In Texas, no minimum age is given for when you can leave your child at home alone. Instead, the Texas Department of Family and Protective Services outlines a few specific considerations for deciding if your child can safely stay home without adult supervision.
Is It Illegal to Leave Your Child in a Car in Texas?
Tex. Pen. Code § 22.10 states that it is considered a Class C misdemeanor to knowingly or intentionally leave your child in a vehicle for longer than five minutes if you know that the child is under seven years old or not supervised by an individual older than 14 years of age.
What Are the Penalties for Child Abandonment or Endangerment in Texas?
The possible penalties are based on the specific circumstances of the situation. Generally, penalties are as follows:
- In abandonment cases where the offender plans to return, the penalty ranges from 6 months to 2 years in jail with a fine of up to $10,000.
- In abandonment cases where the offender has no intention of returning, the penalty ranges from 2 to 10 years in prison with a fine of up to $10,000.
- For abandonment where a child is found to be in danger, the penalty ranges from 2 to 20 years in prison with a fine of up to $10,000.
Can a Lawyer Help If I am Charged with Child Abandonment or Endangerment?
For people accused of child endangerment or abandonment in Texas, the Law Offices of Randall B. Isenberg can help. With over 30 years of experience as a former prosecutor and state district judge, we know how to use the details of your situation to provide a strong defense.

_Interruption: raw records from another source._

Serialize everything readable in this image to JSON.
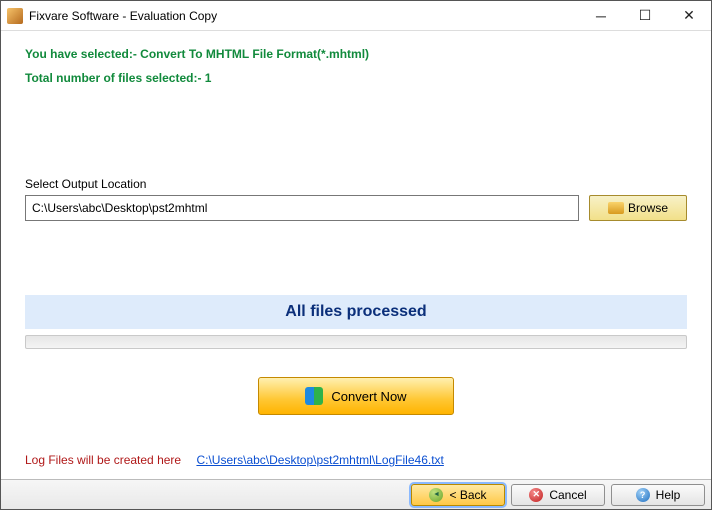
{
  "window": {
    "title": "Fixvare Software - Evaluation Copy"
  },
  "status": {
    "selected_format": "You have selected:- Convert To MHTML File Format(*.mhtml)",
    "file_count": "Total number of files selected:- 1"
  },
  "output": {
    "label": "Select Output Location",
    "path": "C:\\Users\\abc\\Desktop\\pst2mhtml",
    "browse_label": "Browse"
  },
  "progress": {
    "message": "All files processed"
  },
  "actions": {
    "convert_label": "Convert Now"
  },
  "log": {
    "label": "Log Files will be created here",
    "link_text": "C:\\Users\\abc\\Desktop\\pst2mhtml\\LogFile46.txt"
  },
  "footer": {
    "back": "< Back",
    "cancel": "Cancel",
    "help": "Help"
  }
}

Charges for child endangerment can affect you for life, so it’s crucial to defend yourself vigorously. Call us at (214) 696-9253 to get started with our legal team today.